Want to check the stinging forecast before you head to the Chesapeake Bay? Check out NOAA's interpretive buoy system map here to see how ripe the water conditions are for concentrations of sea nettles.
Atlantic Sea Nettle
About: Bell-shaped with up to 24 stinging tentacles; typically milky-white and semi-transparent; some have maroon stripes on the bell.
Diet: Zooplankton, including other jellies (especially comb jellies)
Size: Bell can be up to 10 inches wide; tentacles as long as 20 inches
Range: Coastal waters from Cape Cod, Mass., to southern Texas
Population Status: In the past, jelly populations were kept in check by predators like sea turtles and jelly-eating fish. Due to the reduction of their predators, jelly populations are growing at alarming rates.

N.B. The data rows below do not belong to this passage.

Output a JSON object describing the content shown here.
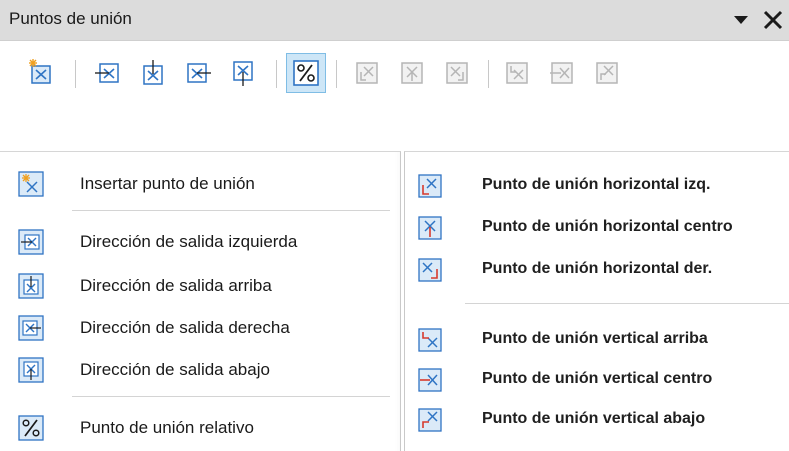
{
  "toolbar": {
    "title": "Puntos de unión",
    "menu_icon": "dropdown-triangle-icon",
    "close_icon": "close-x-icon",
    "buttons": [
      {
        "name": "insert-glue-point",
        "icon": "insert-glue-point-icon"
      },
      {
        "name": "exit-direction-left",
        "icon": "exit-left-icon"
      },
      {
        "name": "exit-direction-top",
        "icon": "exit-top-icon"
      },
      {
        "name": "exit-direction-right",
        "icon": "exit-right-icon"
      },
      {
        "name": "exit-direction-bottom",
        "icon": "exit-bottom-icon"
      },
      {
        "name": "glue-point-relative",
        "icon": "percent-icon",
        "checked": true
      },
      {
        "name": "glue-horizontal-left",
        "icon": "glue-h-left-icon",
        "disabled": true
      },
      {
        "name": "glue-horizontal-center",
        "icon": "glue-h-center-icon",
        "disabled": true
      },
      {
        "name": "glue-horizontal-right",
        "icon": "glue-h-right-icon",
        "disabled": true
      },
      {
        "name": "glue-vertical-top",
        "icon": "glue-v-top-icon",
        "disabled": true
      },
      {
        "name": "glue-vertical-center",
        "icon": "glue-v-center-icon",
        "disabled": true
      },
      {
        "name": "glue-vertical-bottom",
        "icon": "glue-v-bottom-icon",
        "disabled": true
      }
    ]
  },
  "menu_left": {
    "items": [
      {
        "label": "Insertar punto de unión",
        "icon": "insert-glue-point-icon"
      },
      {
        "label": "Dirección de salida izquierda",
        "icon": "exit-left-icon"
      },
      {
        "label": "Dirección de salida arriba",
        "icon": "exit-top-icon"
      },
      {
        "label": "Dirección de salida derecha",
        "icon": "exit-right-icon"
      },
      {
        "label": "Dirección de salida abajo",
        "icon": "exit-bottom-icon"
      },
      {
        "label": "Punto de unión relativo",
        "icon": "percent-icon"
      }
    ]
  },
  "menu_right": {
    "items": [
      {
        "label": "Punto de unión horizontal izq.",
        "icon": "glue-h-left-icon"
      },
      {
        "label": "Punto de unión horizontal centro",
        "icon": "glue-h-center-icon"
      },
      {
        "label": "Punto de unión horizontal der.",
        "icon": "glue-h-right-icon"
      },
      {
        "label": "Punto de unión vertical arriba",
        "icon": "glue-v-top-icon"
      },
      {
        "label": "Punto de unión vertical centro",
        "icon": "glue-v-center-icon"
      },
      {
        "label": "Punto de unión vertical abajo",
        "icon": "glue-v-bottom-icon"
      }
    ]
  },
  "colors": {
    "icon_blue": "#2f74c4",
    "icon_fill": "#dbeaf8",
    "accent_red": "#d83a2e",
    "disabled_gray": "#b5b5b5",
    "checked_bg": "#cde6f7"
  }
}
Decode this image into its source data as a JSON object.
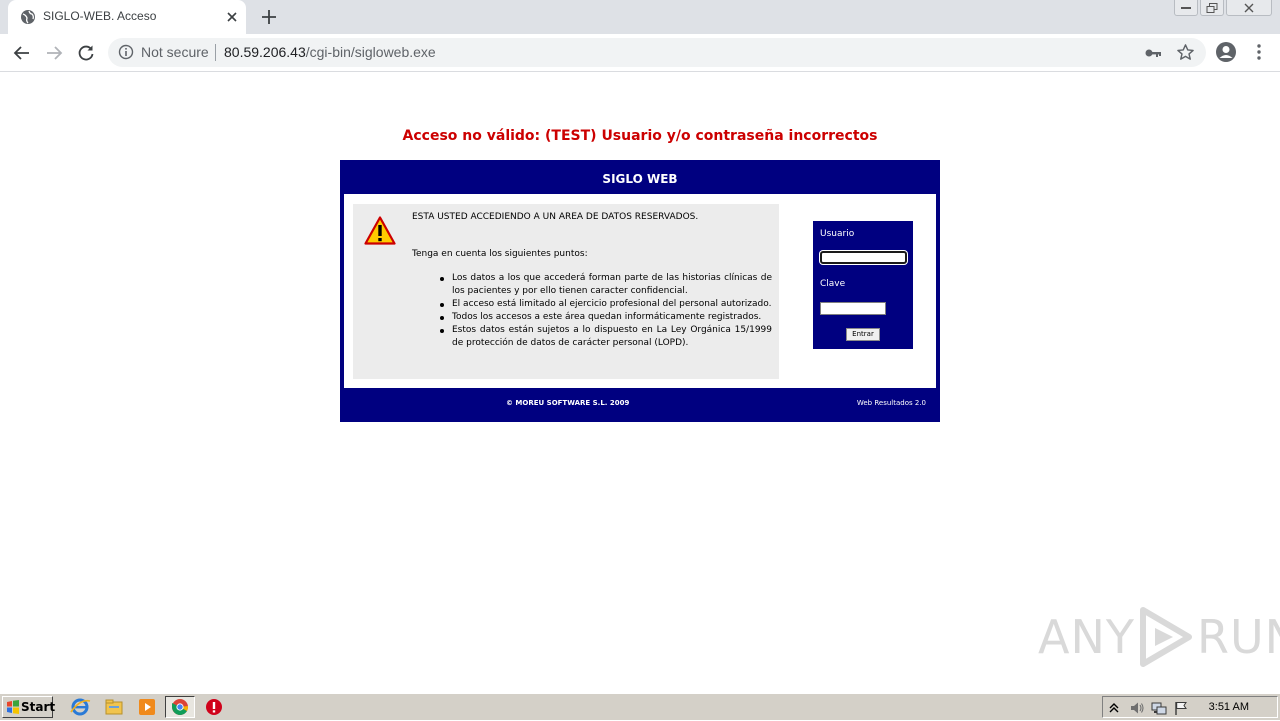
{
  "browser": {
    "tab_title": "SIGLO-WEB. Acceso",
    "security_label": "Not secure",
    "url_host": "80.59.206.43",
    "url_path": "/cgi-bin/sigloweb.exe"
  },
  "page": {
    "error_message": "Acceso no válido: (TEST) Usuario y/o contraseña incorrectos",
    "panel_title": "SIGLO WEB",
    "notice_heading": "ESTA USTED ACCEDIENDO A UN AREA DE DATOS RESERVADOS.",
    "notice_intro": "Tenga en cuenta los siguientes puntos:",
    "notice_points": [
      "Los datos a los que accederá forman parte de las historias clínicas de los pacientes y por ello tienen caracter confidencial.",
      "El acceso está limitado al ejercicio profesional del personal autorizado.",
      "Todos los accesos a este área quedan informáticamente registrados.",
      "Estos datos están sujetos a lo dispuesto en La Ley Orgánica 15/1999 de protección de datos de carácter personal (LOPD)."
    ],
    "login": {
      "user_label": "Usuario",
      "user_value": "",
      "password_label": "Clave",
      "password_value": "",
      "submit_label": "Entrar"
    },
    "footer_left": "© MOREU SOFTWARE S.L. 2009",
    "footer_right": "Web Resultados 2.0"
  },
  "watermark": {
    "left": "ANY",
    "right": "RUN"
  },
  "taskbar": {
    "start_label": "Start",
    "clock": "3:51 AM"
  },
  "colors": {
    "panel_navy": "#000080",
    "error_red": "#cc0000",
    "notice_bg": "#ececec"
  }
}
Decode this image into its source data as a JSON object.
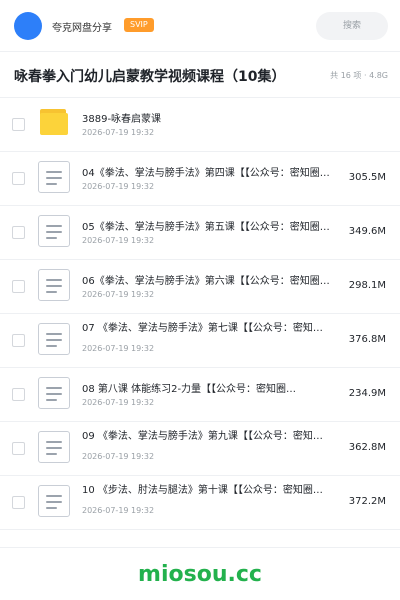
{
  "header": {
    "user_name": "夸克网盘分享",
    "badge": "SVIP",
    "search_placeholder": "搜索",
    "accent_color": "#2d7ff9"
  },
  "title_row": {
    "title": "咏春拳入门幼儿启蒙教学视频课程（10集）",
    "summary": "共 16 项 · 4.8G"
  },
  "items": [
    {
      "type": "folder",
      "name": "3889-咏春启蒙课",
      "date": "2026-07-19 19:32",
      "size": ""
    },
    {
      "type": "file",
      "name": "04《拳法、掌法与膀手法》第四课【【公众号：密知圈…",
      "date": "2026-07-19 19:32",
      "size": "305.5M"
    },
    {
      "type": "file",
      "name": "05《拳法、掌法与膀手法》第五课【【公众号：密知圈…",
      "date": "2026-07-19 19:32",
      "size": "349.6M"
    },
    {
      "type": "file",
      "name": "06《拳法、掌法与膀手法》第六课【【公众号：密知圈…",
      "date": "2026-07-19 19:32",
      "size": "298.1M"
    },
    {
      "type": "file",
      "name": "07 《拳法、掌法与膀手法》第七课【【公众号：密知…",
      "date": "2026-07-19 19:32",
      "size": "376.8M"
    },
    {
      "type": "file",
      "name": "08 第八课 体能练习2-力量【【公众号：密知圈…",
      "date": "2026-07-19 19:32",
      "size": "234.9M"
    },
    {
      "type": "file",
      "name": "09 《拳法、掌法与膀手法》第九课【【公众号：密知…",
      "date": "2026-07-19 19:32",
      "size": "362.8M"
    },
    {
      "type": "file",
      "name": "10 《步法、肘法与腿法》第十课【【公众号：密知圈…",
      "date": "2026-07-19 19:32",
      "size": "372.2M"
    }
  ],
  "watermark": "miosou.cc"
}
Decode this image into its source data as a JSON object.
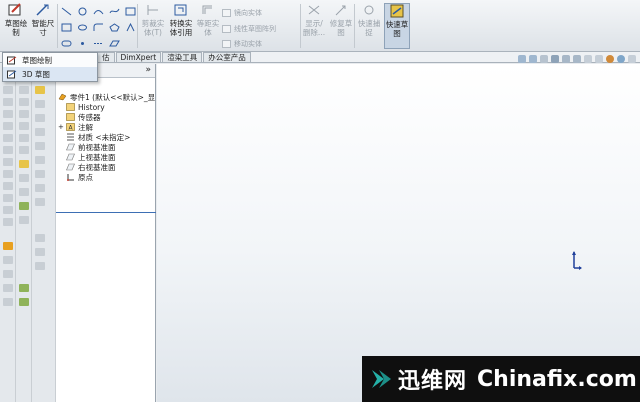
{
  "ribbon": {
    "sketch_draw": "草图绘\n制",
    "smart_dim": "智能尺\n寸",
    "trim_entities": "剪裁实\n体(T)",
    "convert_entities": "转换实\n体引用",
    "offset_entities": "等距实\n体",
    "mirror_entities": "镜向实体",
    "linear_pattern": "线性草图阵列",
    "move_entities": "移动实体",
    "display_delete": "显示/\n删除...",
    "repair_sketch": "修复草\n图",
    "quick_snap": "快速捕\n捉",
    "quick_sketch": "快速草\n图"
  },
  "tabs": [
    "估",
    "DimXpert",
    "渲染工具",
    "办公室产品"
  ],
  "dropdown": [
    {
      "label": "草图绘制"
    },
    {
      "label": "3D 草图"
    }
  ],
  "tree": {
    "root": "零件1 (默认<<默认>_显",
    "items": [
      "History",
      "传感器",
      "注解",
      "材质 <未指定>",
      "前视基准面",
      "上视基准面",
      "右视基准面",
      "原点"
    ]
  },
  "panel_more": "»",
  "watermark": {
    "cn": "迅维网",
    "en": "Chinafix.com"
  },
  "colors": {
    "accent": "#3d6fb4",
    "watermark_bg": "#0f0f0f",
    "logo": "#24b1a8"
  }
}
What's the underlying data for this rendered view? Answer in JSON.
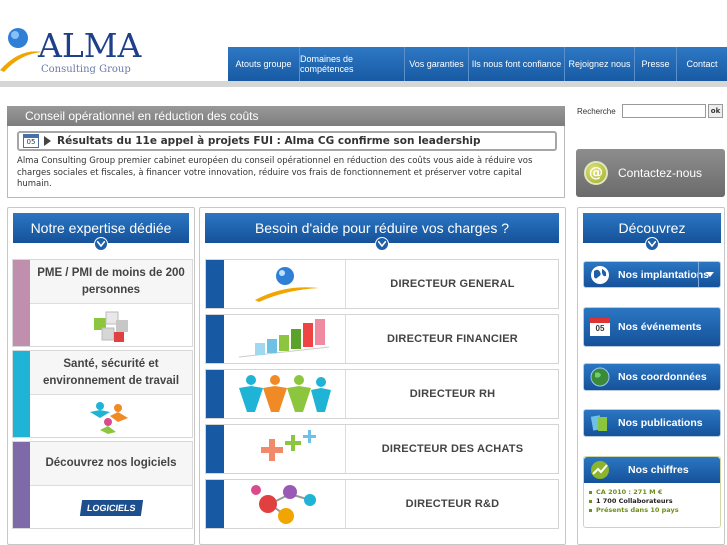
{
  "header": {
    "logo_text": "ALMA",
    "logo_subtitle": "Consulting Group",
    "nav": [
      {
        "label": "Atouts groupe"
      },
      {
        "label": "Domaines de compétences"
      },
      {
        "label": "Vos garanties"
      },
      {
        "label": "Ils nous font confiance"
      },
      {
        "label": "Rejoignez nous"
      },
      {
        "label": "Presse"
      },
      {
        "label": "Contact"
      }
    ]
  },
  "intro": {
    "bar_title": "Conseil opérationnel en réduction des coûts",
    "calendar_day": "05",
    "headline": "Résultats du 11e appel à projets FUI : Alma CG confirme son leadership",
    "description": "Alma Consulting Group premier cabinet européen du conseil opérationnel en réduction des coûts vous aide à réduire vos charges sociales et fiscales, à financer votre innovation, réduire vos frais de fonctionnement et préserver votre capital humain."
  },
  "search": {
    "label": "Recherche",
    "value": "",
    "button": "ok"
  },
  "contact": {
    "label": "Contactez-nous"
  },
  "expertise": {
    "title": "Notre expertise dédiée",
    "items": [
      {
        "label": "PME / PMI de moins de 200 personnes",
        "color": "#c08fae"
      },
      {
        "label": "Santé, sécurité et environnement de travail",
        "color": "#1fb3d6"
      },
      {
        "label": "Découvrez nos logiciels",
        "color": "#7e6aa8",
        "badge": "LOGICIELS"
      }
    ]
  },
  "charges": {
    "title": "Besoin d'aide pour réduire vos charges ?",
    "rows": [
      {
        "label": "DIRECTEUR GENERAL"
      },
      {
        "label": "DIRECTEUR FINANCIER"
      },
      {
        "label": "DIRECTEUR RH"
      },
      {
        "label": "DIRECTEUR DES ACHATS"
      },
      {
        "label": "DIRECTEUR R&D"
      }
    ]
  },
  "discover": {
    "title": "Découvrez",
    "buttons": [
      {
        "label": "Nos implantations"
      },
      {
        "label": "Nos événements",
        "calendar_day": "05"
      },
      {
        "label": "Nos coordonnées"
      },
      {
        "label": "Nos publications"
      }
    ],
    "chiffres": {
      "title": "Nos chiffres",
      "items": [
        "CA 2010 : 271 M €",
        "1 700 Collaborateurs",
        "Présents dans 10 pays"
      ]
    }
  },
  "colors": {
    "brand_blue": "#1f64ae",
    "dark_blue": "#175aa3",
    "grey_bar": "#8a8a8a"
  }
}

Predators: Sea turtles and other jelly-eating animals, such as tuna, sunfish, butterfish, and spiny dogfish, keep the jelly populations in balance. All seven species of sea turtles include them in their diets. The largest sea turtle species, the leatherback, depends on jellies for food. Because jellies are more than 90% water and an adult leatherback can weigh more than 2,000 pounds, one turtle can consume a lot of jellies!
Life Cycle of a Jelly
Back to the Top